Apr 11, 2011

The Blasket Islands

I haven't been there. It's on my list. It's also on the cover of my book:

The Blasket Islands lie on the "edge of Europe" and were inhabited by hearty fishermen and their families who made their living lobster fishing. But it's past tense. The island no longer has inhabitants. This Time Magazine article from 1952 marked the sad event when the last occupants left for the mainland.

But when the community thrived, it was Gaelic speaking and virtually cut off from the influence of the people who lived just two miles across the sound. This microcosm of civilization attracted several scholars who traveled there and encouraged some of the people to write their life stories. One of these islanders was named Tomás Ó Criomhtháin. His tombstone reads: "There will not be those like us again". 

His story is still in print as well as some of the others. I'm going to have to add that to my wish list! Never mind. Just ordered it on my Kindle. :) I will let you know what I think!


  1. I bought several books by the Blasket natives when I was at the little museum there. I thought it was beautiful, both structurally and as a museum/memorial, but was astonished to find later that it had been opposed by the locals because it would turn the Blasket experience into
    "Dingle Disneyland." Crazy.
    The Time article doesn't really tell us the true circumstances of the evacuation. It was a hard life on the island—no electricity, no running water, a three-mile crossing to the mainland, weather permitting, followed by a five-mile walk by road for a priest, or a twelve-mile walk to reach a doctor—and in 1953 the government decided that the Island should be abandoned after the tragic death of a man who fell ill but could not be visited by a doctor for three days, due to inclement weather. According to the presentation at the museum, the natives really didn't want to come, even then. It was the only life they'd known. But they were forcibly evicted and provided homes on the mainland.
    I don't know that they land people (that is, tourists) there any more. The islands rise straight up, and it was a pretty precarious landing even for locals. You can ride around them in a boat, though -- but I was there in September and those tours had stopped by that time of year.

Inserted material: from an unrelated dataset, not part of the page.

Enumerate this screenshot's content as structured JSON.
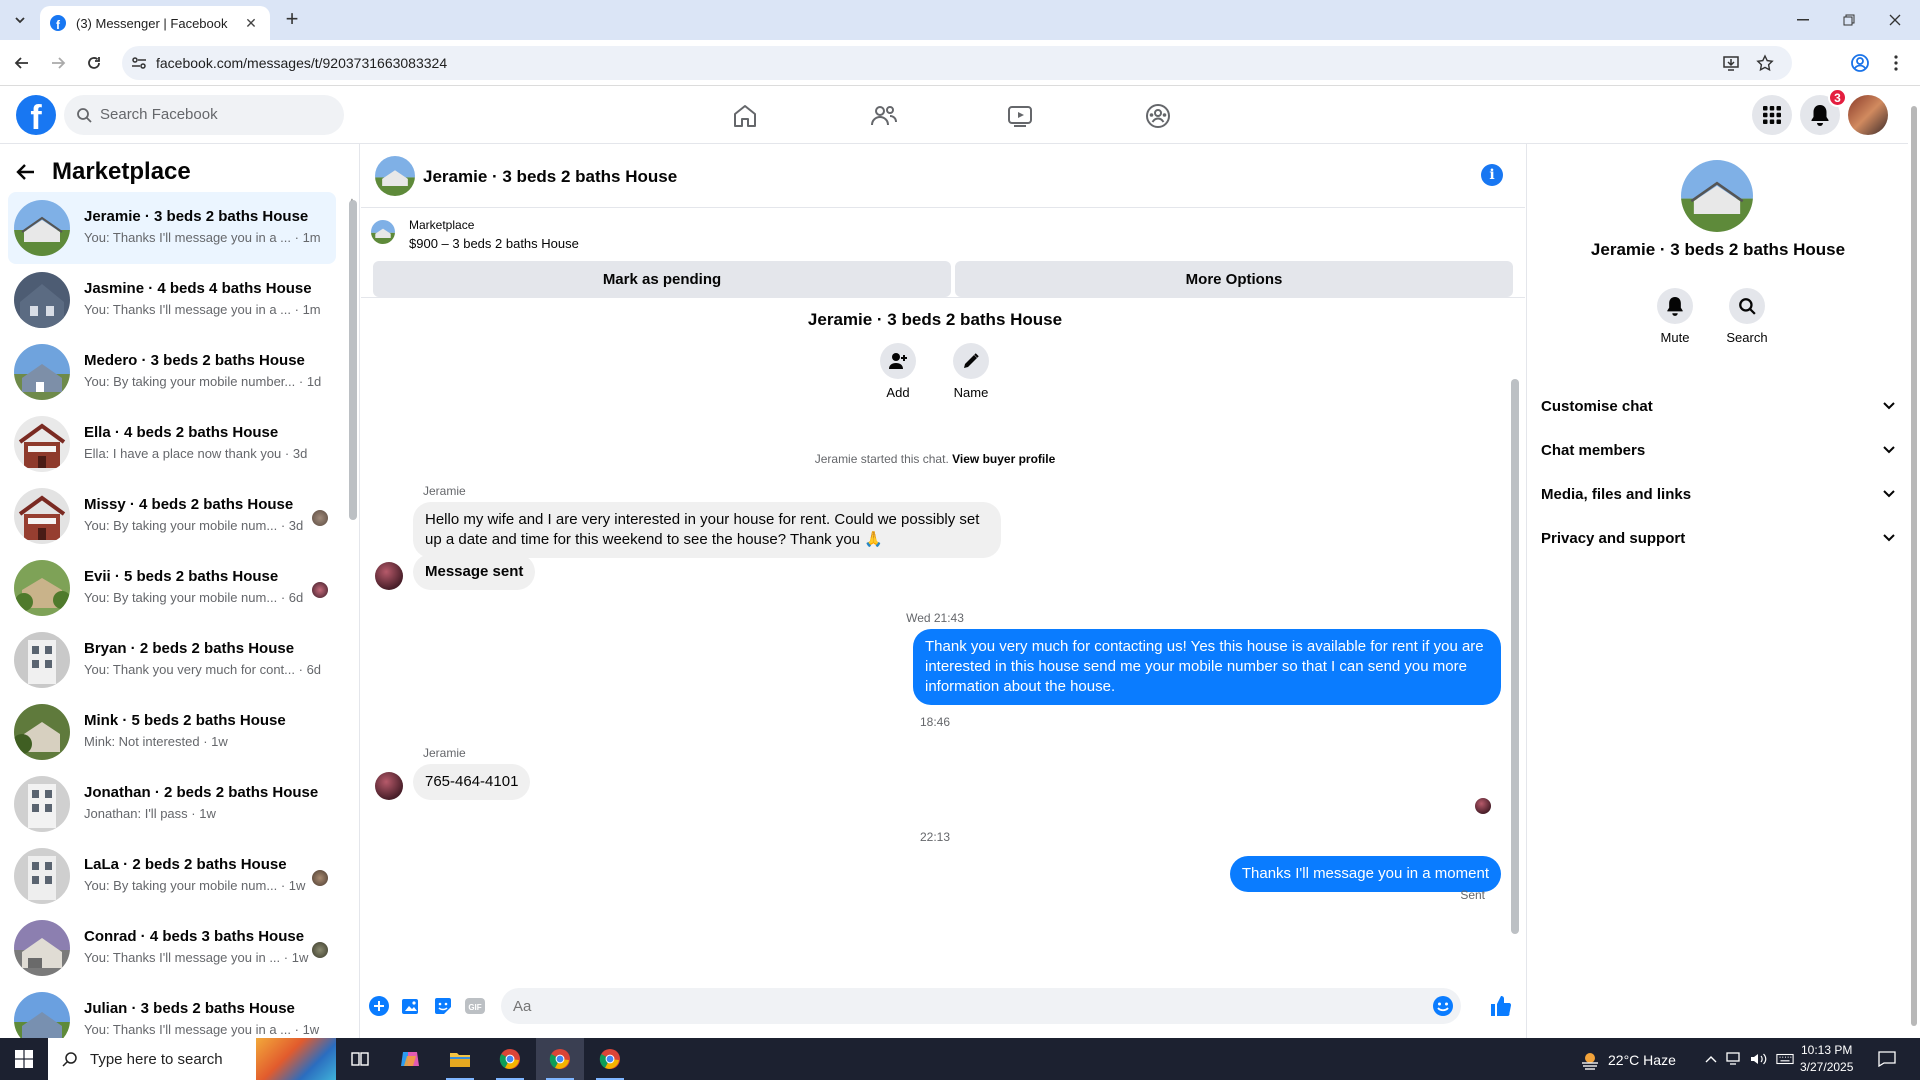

  2. Absolutely, Jamie. There is more to the story. I'm really enjoying the Islandman book. Terrific story and well written, even by today's standards. The Time article was contemporary--how most people viewed it, but not, of course, the islanders themselves. Thanks for sharing what you know here. Very interesting!